1. Williams says he learned from his former professor, Armen Alchian, the true test of someone who really knows his subject. What is this "true test"?
2. What are the three most controversial subjects about which Williams has written? What is the nature of the controversy stirred by each?
3. Williams recalls a conversation he had with F.A. Hayek in which Williams asked the Nobel laureate, "If you could have just one law, what would it be?" What was Hayek's response and explanation? Would you be in favor of just such a law?
4. What lessons has interviewer Roberts learned from Williams during his time at GMU?
5. Williams says one of his favorite questions to ask people is, "What human motivation gets the most wonderful things done?" What is his answer? Is he right?
6. Roberts asks Williams why "enlightened self-interest" is not Williams' response to the question above. Why isn't it? Do you think Williams would be better served to use this phrase?
7. What does Williams have to say about the future of the economics profession? Why does he believe that economists, generally speaking, have so little interest in educating the general public about their subject?

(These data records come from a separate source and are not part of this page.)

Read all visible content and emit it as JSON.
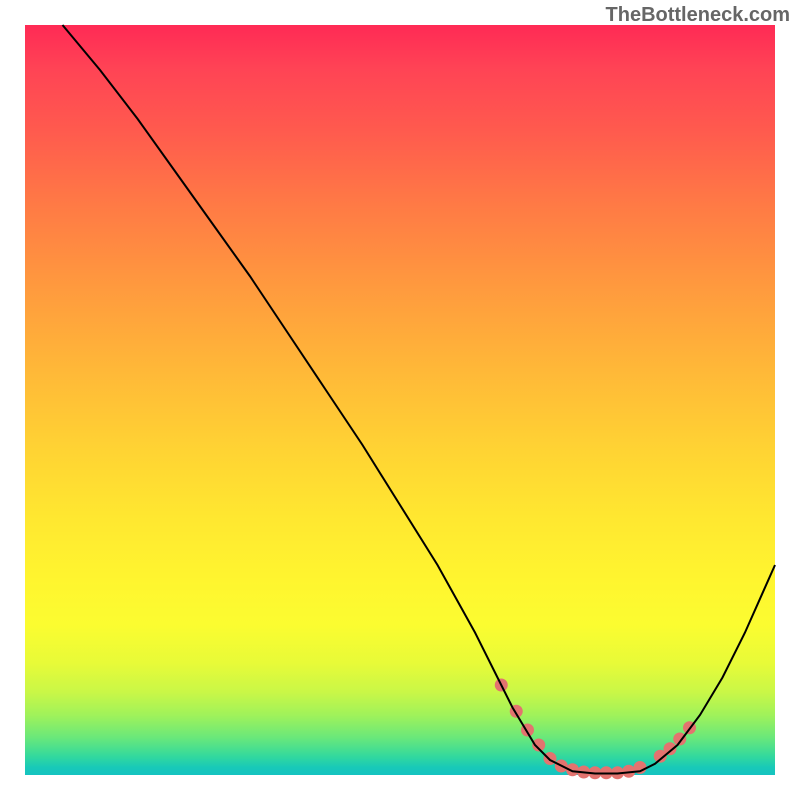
{
  "watermark": "TheBottleneck.com",
  "chart_data": {
    "type": "line",
    "title": "",
    "xlabel": "",
    "ylabel": "",
    "xlim": [
      0,
      100
    ],
    "ylim": [
      0,
      100
    ],
    "series": [
      {
        "name": "curve",
        "color": "#000000",
        "width": 2,
        "x": [
          5,
          10,
          15,
          20,
          25,
          30,
          35,
          40,
          45,
          50,
          55,
          60,
          63.5,
          65,
          68,
          70,
          73,
          76,
          79,
          82,
          84,
          87,
          90,
          93,
          96,
          100
        ],
        "y": [
          100,
          94,
          87.5,
          80.5,
          73.5,
          66.5,
          59,
          51.5,
          44,
          36,
          28,
          19,
          12,
          9,
          4,
          2,
          0.5,
          0.2,
          0.2,
          0.5,
          1.5,
          4,
          8,
          13,
          19,
          28
        ]
      },
      {
        "name": "marker-band",
        "type": "markers",
        "color": "#e3736f",
        "size": 13,
        "x": [
          63.5,
          65.5,
          67,
          68.5,
          70,
          71.5,
          73,
          74.5,
          76,
          77.5,
          79,
          80.5,
          82,
          84.7,
          86,
          87.3,
          88.6
        ],
        "y": [
          12,
          8.5,
          6,
          4,
          2.2,
          1.2,
          0.7,
          0.4,
          0.3,
          0.3,
          0.3,
          0.5,
          1.0,
          2.5,
          3.5,
          4.8,
          6.3
        ]
      }
    ],
    "background_gradient": {
      "type": "vertical",
      "stops": [
        {
          "pos": 0.0,
          "color": "#ff2a55"
        },
        {
          "pos": 0.24,
          "color": "#ff7a45"
        },
        {
          "pos": 0.57,
          "color": "#ffd433"
        },
        {
          "pos": 0.8,
          "color": "#fbfc30"
        },
        {
          "pos": 0.95,
          "color": "#6ae87a"
        },
        {
          "pos": 1.0,
          "color": "#15c3c1"
        }
      ]
    }
  }
}
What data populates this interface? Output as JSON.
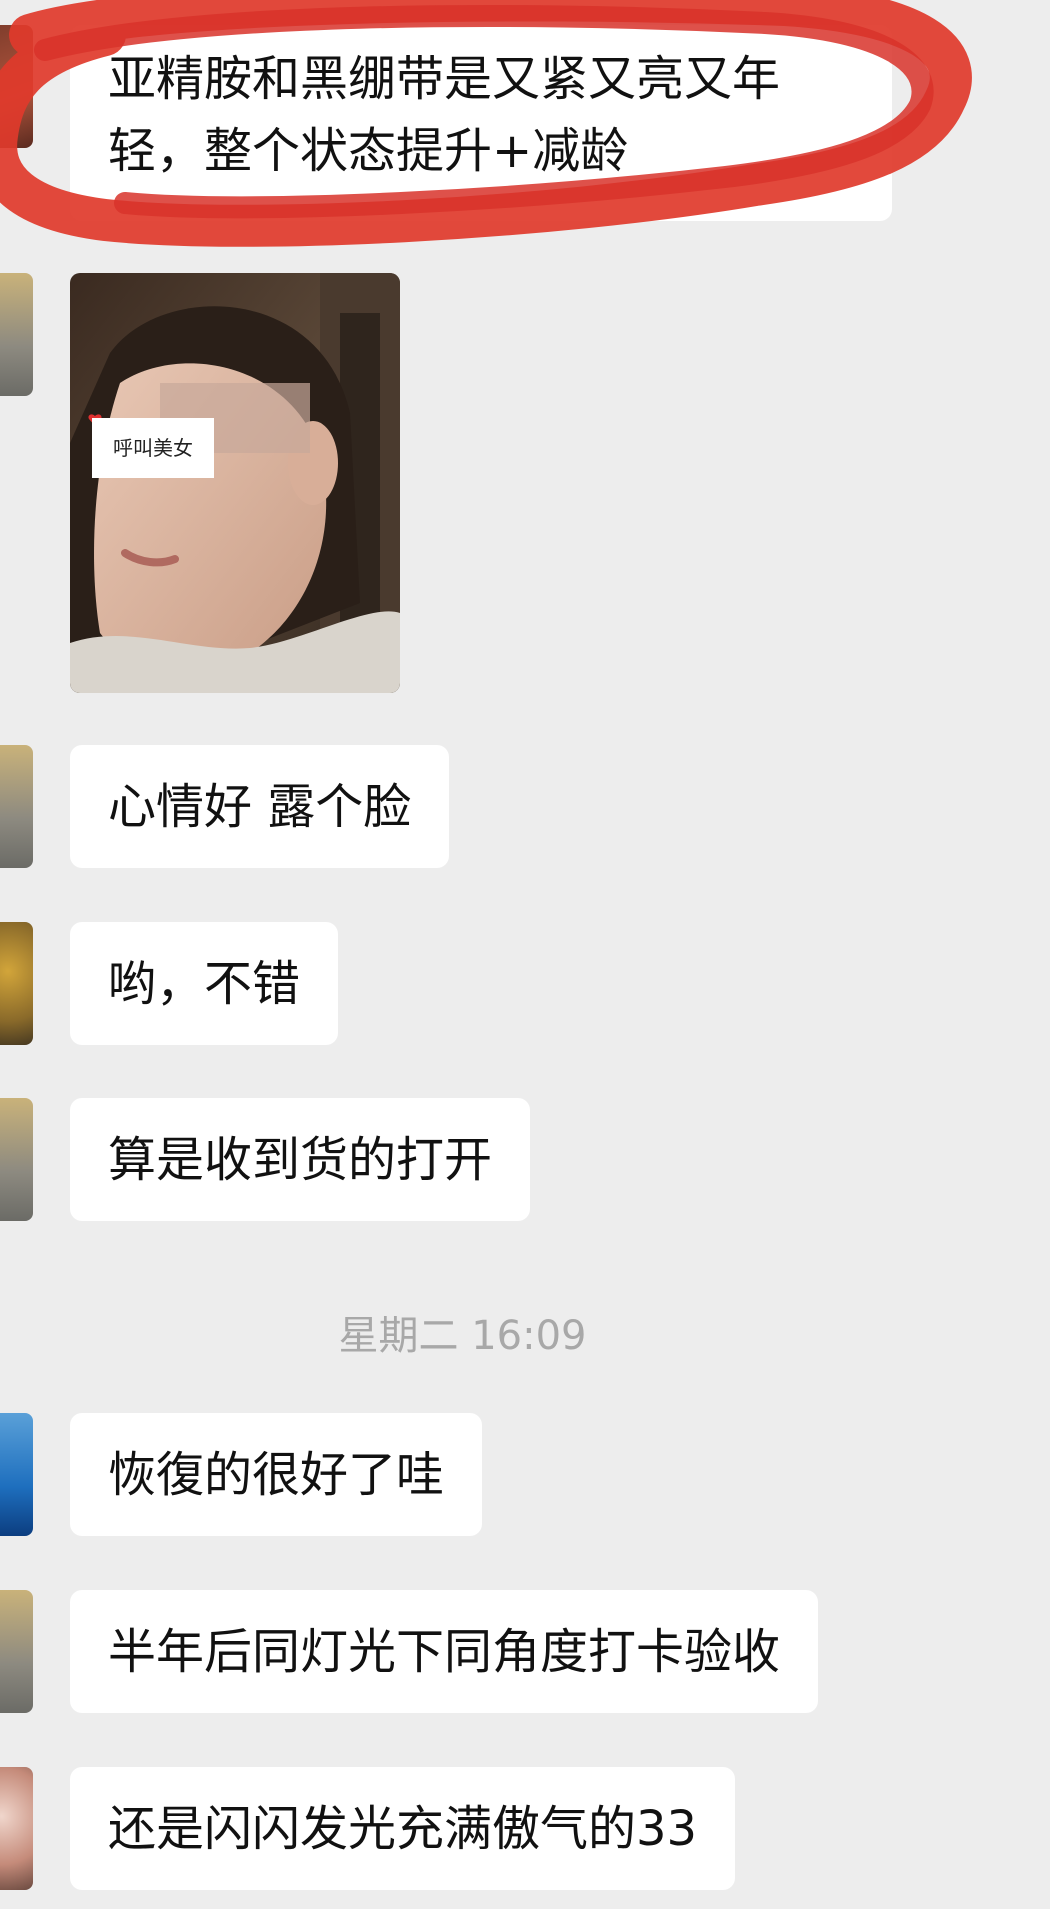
{
  "messages": [
    {
      "id": "m1",
      "text": "亚精胺和黑绷带是又紧又亮又年轻，整个状态提升+减龄"
    },
    {
      "id": "m2",
      "type": "image",
      "overlay_text": "呼叫美女"
    },
    {
      "id": "m3",
      "text": "心情好 露个脸"
    },
    {
      "id": "m4",
      "text": "哟，不错"
    },
    {
      "id": "m5",
      "text": "算是收到货的打开"
    },
    {
      "id": "ts1",
      "type": "timestamp",
      "text": "星期二 16:09"
    },
    {
      "id": "m6",
      "text": "恢復的很好了哇"
    },
    {
      "id": "m7",
      "text": "半年后同灯光下同角度打卡验收"
    },
    {
      "id": "m8",
      "text": "还是闪闪发光充满傲气的33"
    }
  ],
  "colors": {
    "background": "#ededed",
    "bubble": "#ffffff",
    "text": "#111111",
    "timestamp": "#a8a8a8",
    "highlight_stroke": "#e0392b"
  }
}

The cuneiform inscription in the Liberty Fund logo is the earliest-known written appearance of the word "freedom" (amagi), or "liberty." It is taken from a clay document written about 2300 B.C. in the Sumerian city-state of Lagash.